This house in South Miami, located on a 3 acre mango and avocado grove, has a prevailing topographic quality which seamlessly communicates the interior and exterior living spaces.
The main design strategy of the house was to create a dynamic relationship between the two main structures and the surrounding landscape. The day pavilion and the night pavilion where shifted apart, directly affecting the surrounding landscape: carving into, revealing voids, and gently pushing up the earth to create varying spatial conditions throughout the site. The two pavilions enclose the interior living quarters, while creating expansive volumes overlooking the centrally located pool. Having the day pavilion tucked into landscape helps keep the volume cool in the tropical Miami climate. Other environmentally sensitive features of the house include the use of glass louvers embedded with solar voltaic cells enclosing the second level of the night pavilion as well as occupiable green roofs above both structures.

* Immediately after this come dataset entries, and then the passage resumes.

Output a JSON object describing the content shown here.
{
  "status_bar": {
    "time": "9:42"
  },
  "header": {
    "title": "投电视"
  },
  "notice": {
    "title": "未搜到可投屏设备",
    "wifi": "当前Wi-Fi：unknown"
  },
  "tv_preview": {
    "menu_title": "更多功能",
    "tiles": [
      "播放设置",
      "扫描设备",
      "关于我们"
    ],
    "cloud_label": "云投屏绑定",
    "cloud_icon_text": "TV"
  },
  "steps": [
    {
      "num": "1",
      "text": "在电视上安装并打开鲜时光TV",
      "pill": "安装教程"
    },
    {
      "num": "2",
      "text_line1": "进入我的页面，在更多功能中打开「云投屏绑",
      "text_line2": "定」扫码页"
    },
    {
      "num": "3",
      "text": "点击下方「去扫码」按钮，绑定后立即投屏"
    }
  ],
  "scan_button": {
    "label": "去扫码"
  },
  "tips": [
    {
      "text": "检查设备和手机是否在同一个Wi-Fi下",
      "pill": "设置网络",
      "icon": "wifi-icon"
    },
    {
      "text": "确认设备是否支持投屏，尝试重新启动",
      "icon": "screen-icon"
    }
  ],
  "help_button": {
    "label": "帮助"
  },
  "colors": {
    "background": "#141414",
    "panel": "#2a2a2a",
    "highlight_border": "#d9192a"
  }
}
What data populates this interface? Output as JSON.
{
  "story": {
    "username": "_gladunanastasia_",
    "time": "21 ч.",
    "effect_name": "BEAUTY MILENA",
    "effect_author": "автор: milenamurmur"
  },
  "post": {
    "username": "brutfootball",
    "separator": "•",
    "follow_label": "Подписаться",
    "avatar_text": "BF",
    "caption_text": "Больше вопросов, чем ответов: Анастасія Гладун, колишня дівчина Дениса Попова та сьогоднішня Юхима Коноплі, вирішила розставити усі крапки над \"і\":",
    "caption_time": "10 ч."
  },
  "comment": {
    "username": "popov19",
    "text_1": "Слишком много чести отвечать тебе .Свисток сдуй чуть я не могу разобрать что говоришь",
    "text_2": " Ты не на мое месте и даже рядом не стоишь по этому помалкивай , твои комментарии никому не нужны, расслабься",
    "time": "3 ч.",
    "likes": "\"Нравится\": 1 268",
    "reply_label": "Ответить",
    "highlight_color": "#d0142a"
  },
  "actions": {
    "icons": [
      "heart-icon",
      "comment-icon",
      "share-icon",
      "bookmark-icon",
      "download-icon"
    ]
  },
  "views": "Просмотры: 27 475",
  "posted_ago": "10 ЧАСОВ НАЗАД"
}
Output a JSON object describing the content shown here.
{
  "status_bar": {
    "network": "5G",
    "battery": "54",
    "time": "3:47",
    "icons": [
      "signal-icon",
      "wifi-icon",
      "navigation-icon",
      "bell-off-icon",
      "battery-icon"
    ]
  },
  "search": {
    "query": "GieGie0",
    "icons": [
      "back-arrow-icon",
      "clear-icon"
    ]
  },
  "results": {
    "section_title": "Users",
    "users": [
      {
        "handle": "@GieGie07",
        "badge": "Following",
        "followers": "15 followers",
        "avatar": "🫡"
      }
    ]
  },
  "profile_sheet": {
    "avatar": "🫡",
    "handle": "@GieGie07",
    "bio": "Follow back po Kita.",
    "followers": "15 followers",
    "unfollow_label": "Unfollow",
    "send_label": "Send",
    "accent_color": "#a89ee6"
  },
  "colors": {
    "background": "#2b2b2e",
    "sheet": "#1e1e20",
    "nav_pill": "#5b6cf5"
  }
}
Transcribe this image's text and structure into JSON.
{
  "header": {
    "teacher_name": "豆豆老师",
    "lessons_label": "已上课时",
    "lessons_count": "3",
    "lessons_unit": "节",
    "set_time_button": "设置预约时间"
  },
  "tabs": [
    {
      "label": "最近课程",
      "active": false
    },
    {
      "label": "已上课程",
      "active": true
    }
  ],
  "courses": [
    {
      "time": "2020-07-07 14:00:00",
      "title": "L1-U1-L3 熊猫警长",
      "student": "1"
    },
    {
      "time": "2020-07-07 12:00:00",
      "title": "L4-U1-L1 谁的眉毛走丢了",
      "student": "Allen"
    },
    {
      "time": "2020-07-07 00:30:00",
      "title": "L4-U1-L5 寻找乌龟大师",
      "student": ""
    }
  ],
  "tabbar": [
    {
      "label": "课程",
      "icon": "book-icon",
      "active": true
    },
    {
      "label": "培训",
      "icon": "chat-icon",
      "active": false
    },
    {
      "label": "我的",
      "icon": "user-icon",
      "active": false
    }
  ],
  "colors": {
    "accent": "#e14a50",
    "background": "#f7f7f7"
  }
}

The house is an ensemble of concrete, glass, water, and terrain deftly brought together in a manner which rethinks the relationship between house and landscape.